This dental sedation technique is very well received among many patients, and is quite effective for short appointments. Oral sedatives are beneficial in several ways, including the fact that they reduce pain more effectively than other sedations and that they eliminate memories of dental procedures in most patients.
Some patients who benefit most from oral sedatives include:
- Patients whose anxiety is higher than average, and who thus need shorter appointments.
- “Special needs” and handicapped patients who want more done during each dental visit.
- Patients who want a lot of work done during each appointment, and/or those who want more comfort.
- People whose mouths are difficult to numb and who therefore need their nervous system to be “toned down.”
- People susceptible to gagging.
- As a prelude to Dental IV sedation for patients with severe needle phobia.
Advanced Laser Dentistry
Laser Dentistry for Gum Surgery, Detecting Decay, and Fillings
Laser dentistry is a fairly new addition to the oral health field, but has proven itself safe and effective for a number of different procedures. Though not a panacea, laser dentistry opens up many possibilities for leading edge treatments that lack some of the main downsides of older methods, while providing the same benefits, or even superior performance in certain cases. Some of the methods that we use are described in more detail below.
The Waterlase Dental Laser for Dental Fillings

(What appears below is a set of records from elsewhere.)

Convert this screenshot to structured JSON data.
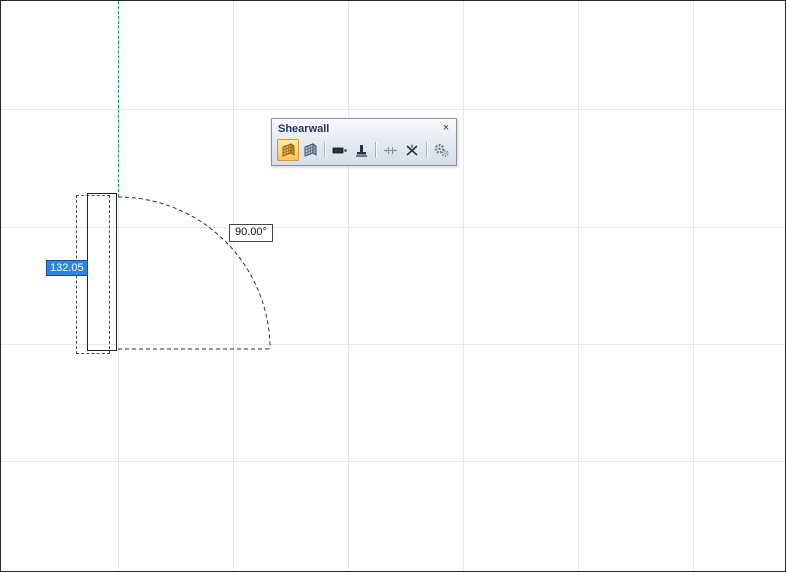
{
  "canvas": {
    "angle_label": "90.00°",
    "dimension_value": "132.05"
  },
  "toolbar": {
    "title": "Shearwall",
    "close_label": "×",
    "icons": [
      {
        "name": "draw-shearwall-icon",
        "selected": true
      },
      {
        "name": "shearwall-secondary-icon",
        "selected": false
      },
      {
        "name": "wall-beam-icon",
        "selected": false
      },
      {
        "name": "wall-column-base-icon",
        "selected": false
      },
      {
        "name": "align-nodes-icon",
        "selected": false
      },
      {
        "name": "delete-shearwall-icon",
        "selected": false
      },
      {
        "name": "settings-gears-icon",
        "selected": false
      }
    ]
  },
  "colors": {
    "selection_blue": "#2e84e2",
    "snap_guide_green": "#00a94f",
    "selected_tool_highlight": "#fcd87c",
    "grid_line": "#e7e7e7"
  }
}
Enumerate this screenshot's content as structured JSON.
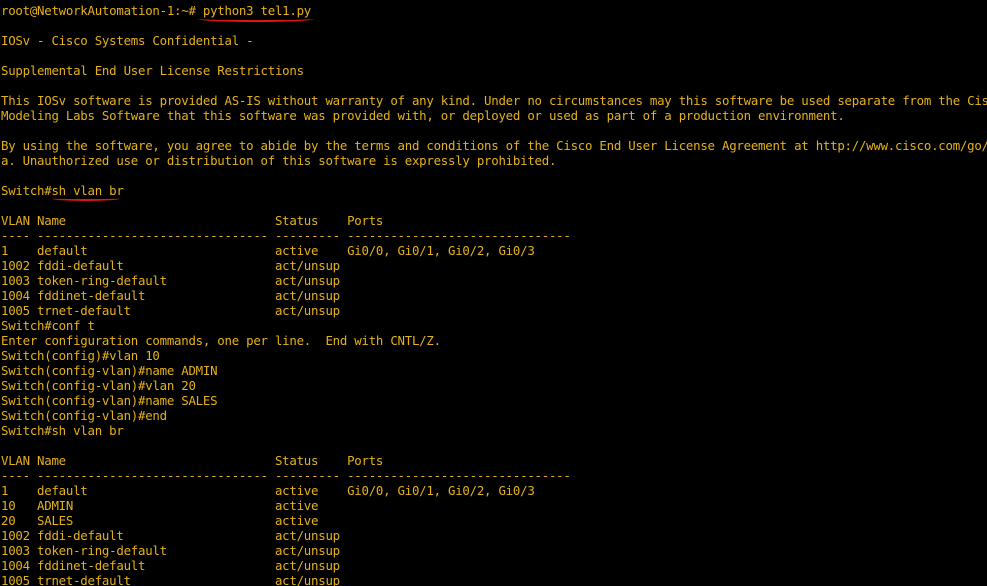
{
  "terminal": {
    "lines": [
      "root@NetworkAutomation-1:~# python3 tel1.py",
      "",
      "IOSv - Cisco Systems Confidential -",
      "",
      "Supplemental End User License Restrictions",
      "",
      "This IOSv software is provided AS-IS without warranty of any kind. Under no circumstances may this software be used separate from the Cisco",
      "Modeling Labs Software that this software was provided with, or deployed or used as part of a production environment.",
      "",
      "By using the software, you agree to abide by the terms and conditions of the Cisco End User License Agreement at http://www.cisco.com/go/eul",
      "a. Unauthorized use or distribution of this software is expressly prohibited.",
      "",
      "Switch#sh vlan br",
      "",
      "VLAN Name                             Status    Ports",
      "---- -------------------------------- --------- -------------------------------",
      "1    default                          active    Gi0/0, Gi0/1, Gi0/2, Gi0/3",
      "1002 fddi-default                     act/unsup",
      "1003 token-ring-default               act/unsup",
      "1004 fddinet-default                  act/unsup",
      "1005 trnet-default                    act/unsup",
      "Switch#conf t",
      "Enter configuration commands, one per line.  End with CNTL/Z.",
      "Switch(config)#vlan 10",
      "Switch(config-vlan)#name ADMIN",
      "Switch(config-vlan)#vlan 20",
      "Switch(config-vlan)#name SALES",
      "Switch(config-vlan)#end",
      "Switch#sh vlan br",
      "",
      "VLAN Name                             Status    Ports",
      "---- -------------------------------- --------- -------------------------------",
      "1    default                          active    Gi0/0, Gi0/1, Gi0/2, Gi0/3",
      "10   ADMIN                            active",
      "20   SALES                            active",
      "1002 fddi-default                     act/unsup",
      "1003 token-ring-default               act/unsup",
      "1004 fddinet-default                  act/unsup",
      "1005 trnet-default                    act/unsup"
    ]
  },
  "colors": {
    "background": "#000000",
    "text": "#e5b21a",
    "annotation": "#e01414"
  }
}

Laser-energized water, or hydrokinetics, gently washes away tooth decay with incredible accuracy. The waterlase dental laser can replace the drill for most dental procedures and treatments. The Waterlase Dentist Laser used by Dr. Gibbs does away with the annoying whine of the drill and the smell of drilled enamel. Because Dr. Gibbs uses a laser, there is no frictional heat or vibration, reducing the dependence on needles and anesthesia.
Some of the advantages of using this system include:
- The exactness possible with the Waterlase means that less tissue and healthy tooth material is removed, leaving sound structures in place and thus damaging your mouth as little as possible in the process of curing certain problems.
- Due to lack of swelling, bleeding, painkillers, and so on, it is safe to carry out multiple procedures in one dentist’s visit, thus saving time, money, and frustration.
- The absence of bleeding holes in your mouth or numbed cheeks, lips, or tongue from anesthetics, or dental sedation options means that the period immediately after treatment is far more pleasant than otherwise.
- The lack of open wounds greatly reduces the risk of post-surgical infection. Swelling and discomfort are minimized, which is a benefit in practically anyone’s view.